“We want these young people and their parents, to understand that choosing that path can result in a criminal record, can limit their choices for their future and can put restrictions on their daily lives including the loss of access to the internet.”

The campaign is being supported by partners such as GetsafeOnline, CREST and the Cyber security challenge. Dr Robert L Nowill, chairman of the Cyber Security Challenge UK, said: “Young people are becoming increasingly savvy and switched on to the world of cyber, something that is critical to the future defence of our country. The issue is keeping them on the right side of the law as many become attracted to the environment and the kudos they earn from getting involved in criminal activities.

“We need parents to encourage their children to get involved with schemes, such as the Cyber Security Challenge UK, and channel these skills in a positive way; opening the door for a lucrative career doing what they love, for the good of the country.”

 

 

Picture: More and more teenagers and young people are getting involved in cyber crime.

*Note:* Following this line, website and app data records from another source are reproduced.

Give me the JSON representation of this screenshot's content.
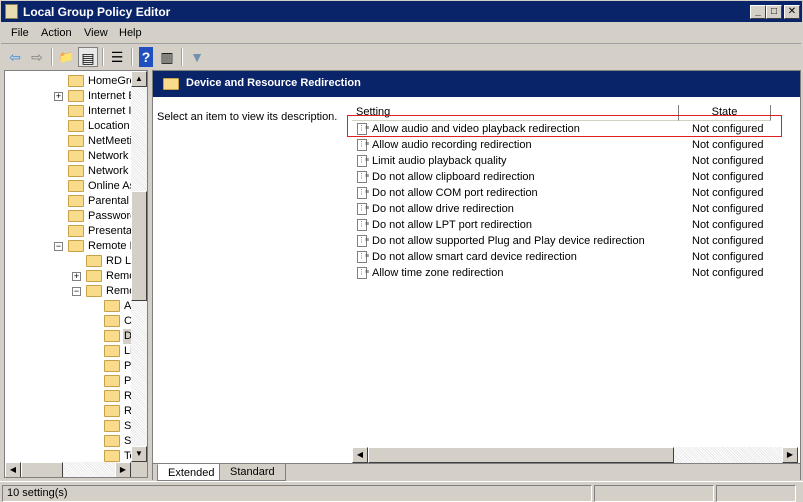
{
  "window": {
    "title": "Local Group Policy Editor",
    "minimize": "_",
    "maximize": "□",
    "close": "✕"
  },
  "menu": [
    "File",
    "Action",
    "View",
    "Help"
  ],
  "toolbar": [
    {
      "icon": "back-arrow-icon",
      "glyph": "⇦"
    },
    {
      "icon": "forward-arrow-icon",
      "glyph": "⇨"
    },
    {
      "icon": "up-folder-icon",
      "glyph": "📁"
    },
    {
      "icon": "show-hide-tree-icon",
      "glyph": "▤"
    },
    {
      "icon": "export-list-icon",
      "glyph": "☰"
    },
    {
      "icon": "help-icon",
      "glyph": "?"
    },
    {
      "icon": "show-action-pane-icon",
      "glyph": "▥"
    },
    {
      "icon": "filter-icon",
      "glyph": "▼"
    }
  ],
  "tree": [
    {
      "label": "HomeGrou",
      "level": 0
    },
    {
      "label": "Internet E",
      "level": 0,
      "expander": "+"
    },
    {
      "label": "Internet I",
      "level": 0
    },
    {
      "label": "Location a",
      "level": 0
    },
    {
      "label": "NetMeetin",
      "level": 0
    },
    {
      "label": "Network A",
      "level": 0
    },
    {
      "label": "Network F",
      "level": 0
    },
    {
      "label": "Online Ass",
      "level": 0
    },
    {
      "label": "Parental C",
      "level": 0
    },
    {
      "label": "Password",
      "level": 0
    },
    {
      "label": "Presentat",
      "level": 0
    },
    {
      "label": "Remote D",
      "level": 0,
      "expander": "−"
    },
    {
      "label": "RD Lic",
      "level": 1
    },
    {
      "label": "Remo",
      "level": 1,
      "expander": "+"
    },
    {
      "label": "Remo",
      "level": 1,
      "expander": "−"
    },
    {
      "label": "Ap",
      "level": 2
    },
    {
      "label": "Co",
      "level": 2
    },
    {
      "label": "De",
      "level": 2,
      "selected": true
    },
    {
      "label": "Li",
      "level": 2
    },
    {
      "label": "Pr",
      "level": 2
    },
    {
      "label": "Pr",
      "level": 2
    },
    {
      "label": "RI",
      "level": 2
    },
    {
      "label": "Re",
      "level": 2
    },
    {
      "label": "Se",
      "level": 2
    },
    {
      "label": "Se",
      "level": 2
    },
    {
      "label": "Te",
      "level": 2
    }
  ],
  "main": {
    "title": "Device and Resource Redirection",
    "description": "Select an item to view its description.",
    "columns": [
      "Setting",
      "State"
    ],
    "rows": [
      {
        "name": "Allow audio and video playback redirection",
        "state": "Not configured",
        "highlighted": true
      },
      {
        "name": "Allow audio recording redirection",
        "state": "Not configured"
      },
      {
        "name": "Limit audio playback quality",
        "state": "Not configured"
      },
      {
        "name": "Do not allow clipboard redirection",
        "state": "Not configured"
      },
      {
        "name": "Do not allow COM port redirection",
        "state": "Not configured"
      },
      {
        "name": "Do not allow drive redirection",
        "state": "Not configured"
      },
      {
        "name": "Do not allow LPT port redirection",
        "state": "Not configured"
      },
      {
        "name": "Do not allow supported Plug and Play device redirection",
        "state": "Not configured"
      },
      {
        "name": "Do not allow smart card device redirection",
        "state": "Not configured"
      },
      {
        "name": "Allow time zone redirection",
        "state": "Not configured"
      }
    ],
    "tabs": [
      "Extended",
      "Standard"
    ],
    "active_tab": "Extended"
  },
  "status": {
    "text": "10 setting(s)"
  },
  "colors": {
    "titlebar": "#0a246a",
    "highlight_box": "#e02020",
    "selection": "#d4d0c8"
  }
}
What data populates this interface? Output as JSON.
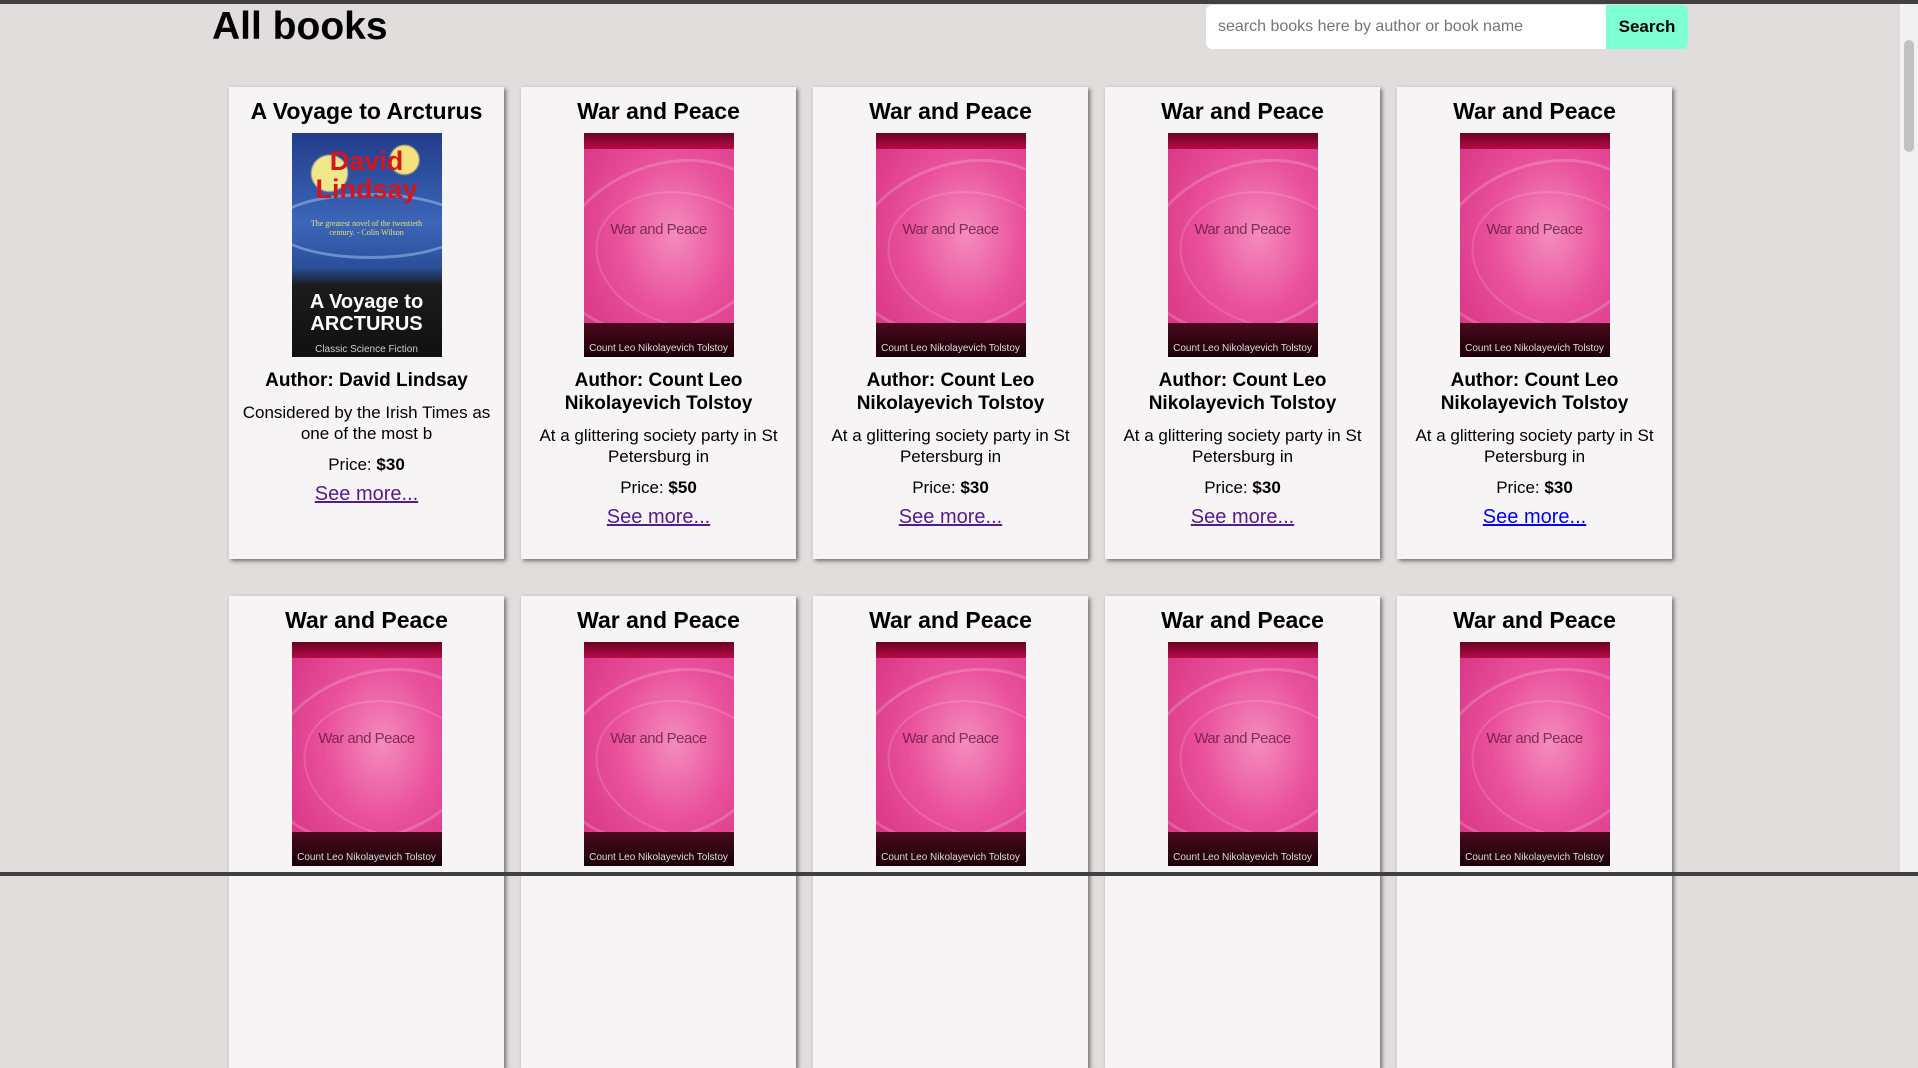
{
  "header": {
    "title": "All books",
    "search_placeholder": "search books here by author or book name",
    "search_button": "Search"
  },
  "books": [
    {
      "title": "A Voyage to Arcturus",
      "author": "Author: David Lindsay",
      "description": "Considered by the Irish Times as one of the most b",
      "price_label": "Price:",
      "price": "$30",
      "link": "See more...",
      "cover": {
        "style": "voyage",
        "author_text": "David Lindsay",
        "tagline": "The greatest novel of the twentieth century. - Colin Wilson",
        "title_text": "A Voyage to ARCTURUS",
        "subtitle": "Classic Science Fiction"
      }
    },
    {
      "title": "War and Peace",
      "author": "Author: Count Leo Nikolayevich Tolstoy",
      "description": "At a glittering society party in St Petersburg in",
      "price_label": "Price:",
      "price": "$50",
      "link": "See more...",
      "cover": {
        "style": "war-peace",
        "title_text": "War and Peace",
        "author_text": "Count Leo Nikolayevich Tolstoy"
      }
    },
    {
      "title": "War and Peace",
      "author": "Author: Count Leo Nikolayevich Tolstoy",
      "description": "At a glittering society party in St Petersburg in",
      "price_label": "Price:",
      "price": "$30",
      "link": "See more...",
      "cover": {
        "style": "war-peace",
        "title_text": "War and Peace",
        "author_text": "Count Leo Nikolayevich Tolstoy"
      }
    },
    {
      "title": "War and Peace",
      "author": "Author: Count Leo Nikolayevich Tolstoy",
      "description": "At a glittering society party in St Petersburg in",
      "price_label": "Price:",
      "price": "$30",
      "link": "See more...",
      "cover": {
        "style": "war-peace",
        "title_text": "War and Peace",
        "author_text": "Count Leo Nikolayevich Tolstoy"
      }
    },
    {
      "title": "War and Peace",
      "author": "Author: Count Leo Nikolayevich Tolstoy",
      "description": "At a glittering society party in St Petersburg in",
      "price_label": "Price:",
      "price": "$30",
      "link": "See more...",
      "cover": {
        "style": "war-peace",
        "title_text": "War and Peace",
        "author_text": "Count Leo Nikolayevich Tolstoy"
      }
    },
    {
      "title": "War and Peace",
      "cover": {
        "style": "war-peace",
        "title_text": "War and Peace",
        "author_text": "Count Leo Nikolayevich Tolstoy"
      }
    },
    {
      "title": "War and Peace",
      "cover": {
        "style": "war-peace",
        "title_text": "War and Peace",
        "author_text": "Count Leo Nikolayevich Tolstoy"
      }
    },
    {
      "title": "War and Peace",
      "cover": {
        "style": "war-peace",
        "title_text": "War and Peace",
        "author_text": "Count Leo Nikolayevich Tolstoy"
      }
    },
    {
      "title": "War and Peace",
      "cover": {
        "style": "war-peace",
        "title_text": "War and Peace",
        "author_text": "Count Leo Nikolayevich Tolstoy"
      }
    },
    {
      "title": "War and Peace",
      "cover": {
        "style": "war-peace",
        "title_text": "War and Peace",
        "author_text": "Count Leo Nikolayevich Tolstoy"
      }
    }
  ],
  "colors": {
    "background": "#e0dddc",
    "card": "#f6f4f4",
    "search_button": "#7fffd4",
    "link_visited": "#551a8b",
    "link_unvisited": "#0000ee"
  }
}
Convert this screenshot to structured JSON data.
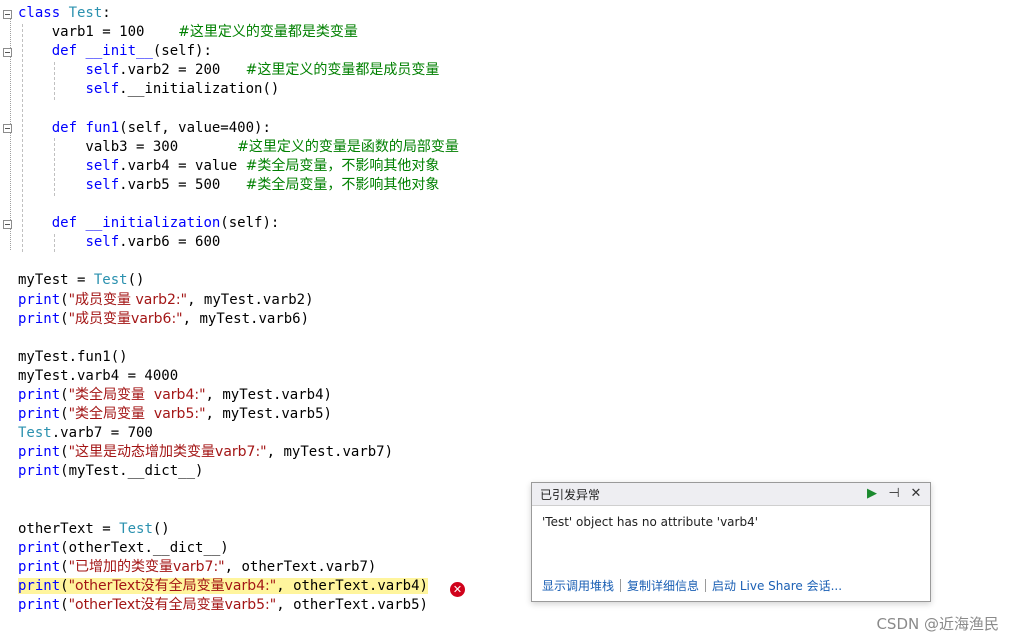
{
  "code": {
    "lines": [
      {
        "parts": [
          {
            "t": "class ",
            "c": "kw"
          },
          {
            "t": "Test",
            "c": "cls"
          },
          {
            "t": ":",
            "c": ""
          }
        ]
      },
      {
        "parts": [
          {
            "t": "    varb1 = 100    ",
            "c": ""
          },
          {
            "t": "#这里定义的变量都是类变量",
            "c": "cmt"
          }
        ]
      },
      {
        "parts": [
          {
            "t": "    def ",
            "c": "kw"
          },
          {
            "t": "__init__",
            "c": "fn"
          },
          {
            "t": "(self):",
            "c": ""
          }
        ]
      },
      {
        "parts": [
          {
            "t": "        ",
            "c": ""
          },
          {
            "t": "self",
            "c": "kw"
          },
          {
            "t": ".varb2 = 200   ",
            "c": ""
          },
          {
            "t": "#这里定义的变量都是成员变量",
            "c": "cmt"
          }
        ]
      },
      {
        "parts": [
          {
            "t": "        ",
            "c": ""
          },
          {
            "t": "self",
            "c": "kw"
          },
          {
            "t": ".__initialization()",
            "c": ""
          }
        ]
      },
      {
        "parts": [
          {
            "t": "",
            "c": ""
          }
        ]
      },
      {
        "parts": [
          {
            "t": "    def ",
            "c": "kw"
          },
          {
            "t": "fun1",
            "c": "fn"
          },
          {
            "t": "(self, value=400):",
            "c": ""
          }
        ]
      },
      {
        "parts": [
          {
            "t": "        valb3 = 300       ",
            "c": ""
          },
          {
            "t": "#这里定义的变量是函数的局部变量",
            "c": "cmt"
          }
        ]
      },
      {
        "parts": [
          {
            "t": "        ",
            "c": ""
          },
          {
            "t": "self",
            "c": "kw"
          },
          {
            "t": ".varb4 = value ",
            "c": ""
          },
          {
            "t": "#类全局变量，不影响其他对象",
            "c": "cmt"
          }
        ]
      },
      {
        "parts": [
          {
            "t": "        ",
            "c": ""
          },
          {
            "t": "self",
            "c": "kw"
          },
          {
            "t": ".varb5 = 500   ",
            "c": ""
          },
          {
            "t": "#类全局变量，不影响其他对象",
            "c": "cmt"
          }
        ]
      },
      {
        "parts": [
          {
            "t": "",
            "c": ""
          }
        ]
      },
      {
        "parts": [
          {
            "t": "    def ",
            "c": "kw"
          },
          {
            "t": "__initialization",
            "c": "fn"
          },
          {
            "t": "(self):",
            "c": ""
          }
        ]
      },
      {
        "parts": [
          {
            "t": "        ",
            "c": ""
          },
          {
            "t": "self",
            "c": "kw"
          },
          {
            "t": ".varb6 = 600",
            "c": ""
          }
        ]
      },
      {
        "parts": [
          {
            "t": "",
            "c": ""
          }
        ]
      },
      {
        "parts": [
          {
            "t": "myTest = ",
            "c": ""
          },
          {
            "t": "Test",
            "c": "cls"
          },
          {
            "t": "()",
            "c": ""
          }
        ]
      },
      {
        "parts": [
          {
            "t": "print",
            "c": "fn"
          },
          {
            "t": "(",
            "c": ""
          },
          {
            "t": "\"成员变量 varb2:\"",
            "c": "str"
          },
          {
            "t": ", myTest.varb2)",
            "c": ""
          }
        ]
      },
      {
        "parts": [
          {
            "t": "print",
            "c": "fn"
          },
          {
            "t": "(",
            "c": ""
          },
          {
            "t": "\"成员变量varb6:\"",
            "c": "str"
          },
          {
            "t": ", myTest.varb6)",
            "c": ""
          }
        ]
      },
      {
        "parts": [
          {
            "t": "",
            "c": ""
          }
        ]
      },
      {
        "parts": [
          {
            "t": "myTest.fun1()",
            "c": ""
          }
        ]
      },
      {
        "parts": [
          {
            "t": "myTest.varb4 = 4000",
            "c": ""
          }
        ]
      },
      {
        "parts": [
          {
            "t": "print",
            "c": "fn"
          },
          {
            "t": "(",
            "c": ""
          },
          {
            "t": "\"类全局变量  varb4:\"",
            "c": "str"
          },
          {
            "t": ", myTest.varb4)",
            "c": ""
          }
        ]
      },
      {
        "parts": [
          {
            "t": "print",
            "c": "fn"
          },
          {
            "t": "(",
            "c": ""
          },
          {
            "t": "\"类全局变量  varb5:\"",
            "c": "str"
          },
          {
            "t": ", myTest.varb5)",
            "c": ""
          }
        ]
      },
      {
        "parts": [
          {
            "t": "Test",
            "c": "cls"
          },
          {
            "t": ".varb7 = 700",
            "c": ""
          }
        ]
      },
      {
        "parts": [
          {
            "t": "print",
            "c": "fn"
          },
          {
            "t": "(",
            "c": ""
          },
          {
            "t": "\"这里是动态增加类变量varb7:\"",
            "c": "str"
          },
          {
            "t": ", myTest.varb7)",
            "c": ""
          }
        ]
      },
      {
        "parts": [
          {
            "t": "print",
            "c": "fn"
          },
          {
            "t": "(myTest.__dict__)",
            "c": ""
          }
        ]
      },
      {
        "parts": [
          {
            "t": "",
            "c": ""
          }
        ]
      },
      {
        "parts": [
          {
            "t": "",
            "c": ""
          }
        ]
      },
      {
        "parts": [
          {
            "t": "otherText = ",
            "c": ""
          },
          {
            "t": "Test",
            "c": "cls"
          },
          {
            "t": "()",
            "c": ""
          }
        ]
      },
      {
        "parts": [
          {
            "t": "print",
            "c": "fn"
          },
          {
            "t": "(otherText.__dict__)",
            "c": ""
          }
        ]
      },
      {
        "parts": [
          {
            "t": "print",
            "c": "fn"
          },
          {
            "t": "(",
            "c": ""
          },
          {
            "t": "\"已增加的类变量varb7:\"",
            "c": "str"
          },
          {
            "t": ", otherText.varb7)",
            "c": ""
          }
        ]
      },
      {
        "parts": [
          {
            "t": "print",
            "c": "fn"
          },
          {
            "t": "(",
            "c": ""
          },
          {
            "t": "\"otherText没有全局变量varb4:\"",
            "c": "str"
          },
          {
            "t": ", otherText.varb4)",
            "c": ""
          }
        ],
        "highlight": true
      },
      {
        "parts": [
          {
            "t": "print",
            "c": "fn"
          },
          {
            "t": "(",
            "c": ""
          },
          {
            "t": "\"otherText没有全局变量varb5:\"",
            "c": "str"
          },
          {
            "t": ", otherText.varb5)",
            "c": ""
          }
        ]
      }
    ]
  },
  "error_icon": "error-x-icon",
  "exception_popup": {
    "title": "已引发异常",
    "message": "'Test' object has no attribute 'varb4'",
    "links": [
      "显示调用堆栈",
      "复制详细信息",
      "启动 Live Share 会话..."
    ],
    "buttons": {
      "continue": "▶",
      "pin": "⊣",
      "close": "✕"
    }
  },
  "watermark": "CSDN @近海渔民",
  "colors": {
    "keyword": "#0000ff",
    "class": "#2b91af",
    "comment": "#008000",
    "string": "#a31515",
    "highlight": "#fff59d",
    "error": "#d0021b"
  }
}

Many do it for fun without realising the consequences of their actions

Article written by Robin Snow

Share



Related Articles

FTSE 350 - General Data Protection Awareness Good

The Government will soon be introducing its new Data Protection Bill to Parliament. With this almost certain to come into effect next May, implementing the General Data...

 Read Full Article
FTSE 350 Cyber Governance Health Check

Britain’s top firms and charities urgently need to do more to protect themselves from online threats, according to new Government research and a ‘cyber health...

 Read Full Article
Andromeda Strained - International Cyber Op Dismantles Botnet

On November 29, the Federal Bureau of Investigation, in close cooperation with the Luneburg Central Criminal Investigation Inspectorate in Germany, Europol’s...

 Read Full Article
Action Fraud Helpline Goes Live For Live Cyber Attacks

Action Fraud, the national fraud and cyber crime reporting centre, has launched a 24/7 live cyber-attack helpline. During its pilot since October 2016, Action...

 Read Full Article
If Dolly Can Be Hacked, What About The Hand Dryer?

  Connected toys with Bluetooth, wi-fi and mobile apps may seem like the perfect gift for Christmas. But Which? has found that, without appropriate safety...

 Read Full Article
Yahoo Cyber Breach Was Bigger

Yahoo has announced (week ending Oct 6) that it is providing notice to additional user accounts affected by an August 2013 data theft previously disclosed by the company...

 Read Full Article
Do You Do Data? EU GDPR to Enter British Law

In a statement of intent (made on Monday 7), the government has committed to updating and strengthening data protection laws through a new Data Protection Bill. The...

 Read Full Article
BA Fracas Focused On Plug-in Failure

British Airways' parent company has allowed its Chief Executive to tell an audience the recent IT catastrophe (which affected 75,000 passengers) was caused not by...

 Read Full Article
Power Failure - BA Sticks to Feeble Excuse

British Airways' excuse for its catastrophic IT failure that has seen flight schedules resume but many passengers stranded and separated from their luggage, was so...

 Read Full Article
Ransomware - the Protection Racket

ThisWeekinFM has been making a racket about Cyber Security because vulnerabilities are exploited at a personnel and personal level - where FM's should have some...

 Read Full Article